After the spacecraft left the atmosphere, its disk inflated in orbit. The balloon material was essentially a shiny surface for reflecting data-bearing waves in space, so bright that it was visible to the naked eye on the Earth’s surface. In fact, it was made of mylar, the same material as the silver blankets used today to keep marathon runners and wayward mountaineers warm.
Echo 1 spent its first year in orbit transmitting voice recordings. It was a struggle to transmit the comparatively weak signal of the voice recordings over the background noise that filled the space between the source of the recordings and the satellite. So it was a revelation when on April 24, 1962, Echo 1 successfully broadcast television; television, of course, involves images, which can be even more difficult to convey above the noise.
“Echo 1 was successful in demonstrating the simple fact that it was possible to transmit a message over a long distance between two locations on Earth by bouncing it off an orbiting object. But it was a dead-end technology,” says John Logsdon, professor emeritus and founder of the Space Policy Institute at George Washington University. Logsdon also served on the NASA Advisory Council and the Columbia Accident Investigation Board.
“What was needed was onboard equipment to process the incoming signal and then retransmit it back to Earth. That capability was demonstrated in 1962 by the Telstar satellite”, he adds.
Echo’s Legacy 1
President Kennedy on Telstar.
In late 1962, the communications giant AT&T launched Telstar, the first active communications satellite; Echo 1 paved the way. Like Echo 1, Telstar was launched from Cape Canaveral on a Thor-Delta rocket, and although it is no longer active, it continues to orbit the Earth. The Telstar was responsible for the first transatlantic transmissions, from stations in the US, Canada and Europe. The first commercial communications satellite was launched soon after, in 1965: Intelsat 1.
Since then, fixed (as opposed to orbit) satellite technology has enabled continuous coverage of part of the Earth’s surface. In the 1990s, the advent of mobile phones and cellular radio started a boom in satellite communications, growing at more than 20 percent a year, according to Andrew J. Butrica, author of Beyond the Ionosphere: Fifty Years of Satellite Communication.

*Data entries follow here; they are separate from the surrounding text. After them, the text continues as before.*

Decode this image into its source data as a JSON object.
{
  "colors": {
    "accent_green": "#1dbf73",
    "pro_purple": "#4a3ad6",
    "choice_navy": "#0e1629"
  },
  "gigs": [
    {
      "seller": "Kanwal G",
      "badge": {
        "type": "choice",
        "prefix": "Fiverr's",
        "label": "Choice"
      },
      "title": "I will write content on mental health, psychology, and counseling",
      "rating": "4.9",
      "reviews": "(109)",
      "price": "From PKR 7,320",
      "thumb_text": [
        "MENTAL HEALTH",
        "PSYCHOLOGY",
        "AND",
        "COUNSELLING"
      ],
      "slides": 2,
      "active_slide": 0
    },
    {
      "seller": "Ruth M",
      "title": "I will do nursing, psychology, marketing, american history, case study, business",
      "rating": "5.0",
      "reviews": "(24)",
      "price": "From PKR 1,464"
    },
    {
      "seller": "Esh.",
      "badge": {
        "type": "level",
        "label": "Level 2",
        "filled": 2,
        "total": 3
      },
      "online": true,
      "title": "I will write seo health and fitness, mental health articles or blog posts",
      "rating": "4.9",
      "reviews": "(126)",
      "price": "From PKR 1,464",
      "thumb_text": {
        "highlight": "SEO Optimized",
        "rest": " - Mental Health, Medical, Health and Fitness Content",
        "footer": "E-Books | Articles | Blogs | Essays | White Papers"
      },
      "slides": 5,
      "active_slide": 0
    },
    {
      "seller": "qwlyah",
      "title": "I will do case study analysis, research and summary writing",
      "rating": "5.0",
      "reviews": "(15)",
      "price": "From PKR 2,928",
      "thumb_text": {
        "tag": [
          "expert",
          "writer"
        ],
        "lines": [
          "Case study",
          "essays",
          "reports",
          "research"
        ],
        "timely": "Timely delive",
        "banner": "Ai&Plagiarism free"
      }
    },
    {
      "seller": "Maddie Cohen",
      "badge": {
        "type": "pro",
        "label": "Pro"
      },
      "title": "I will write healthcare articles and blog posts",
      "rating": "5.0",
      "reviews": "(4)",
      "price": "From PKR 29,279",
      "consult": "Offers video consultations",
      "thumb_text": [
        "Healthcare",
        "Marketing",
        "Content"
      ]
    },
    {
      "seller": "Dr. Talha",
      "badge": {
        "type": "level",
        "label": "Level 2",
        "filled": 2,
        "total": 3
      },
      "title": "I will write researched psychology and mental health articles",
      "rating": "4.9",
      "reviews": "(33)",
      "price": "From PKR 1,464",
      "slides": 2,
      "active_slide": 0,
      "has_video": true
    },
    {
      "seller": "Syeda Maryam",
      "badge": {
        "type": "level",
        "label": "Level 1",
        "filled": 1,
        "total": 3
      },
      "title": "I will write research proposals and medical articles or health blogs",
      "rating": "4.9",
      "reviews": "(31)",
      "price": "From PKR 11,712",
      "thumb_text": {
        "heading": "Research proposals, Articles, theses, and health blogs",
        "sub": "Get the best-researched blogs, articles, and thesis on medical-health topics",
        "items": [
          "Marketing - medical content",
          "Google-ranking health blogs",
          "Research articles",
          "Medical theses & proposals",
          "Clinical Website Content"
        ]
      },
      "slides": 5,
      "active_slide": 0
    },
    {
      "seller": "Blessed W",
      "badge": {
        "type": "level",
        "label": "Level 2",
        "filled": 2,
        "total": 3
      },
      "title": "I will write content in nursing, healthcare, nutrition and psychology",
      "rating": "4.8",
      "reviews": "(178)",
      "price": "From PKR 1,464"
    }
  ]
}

Today, Butrica writes, satellite communications are largely focused on the development of a global satellite system, such as GPS. Ongoing geopolitical tensions also mean that some territories are seeking to create their own global satellite systems as a means of gaining strategic advantage: Russia and China, for example, offer each other equipment to study global satellite communications, but do not collaborate on it. your investigation. .
There are tens of thousands of satellites in orbit around the Earth; we depend on them for communications, maps, television, the Internet, and more. In 60 years, satellite communications have come a long way from that image of “MIT” on a black-and-white television screen (and fortunately, so has television entertainment).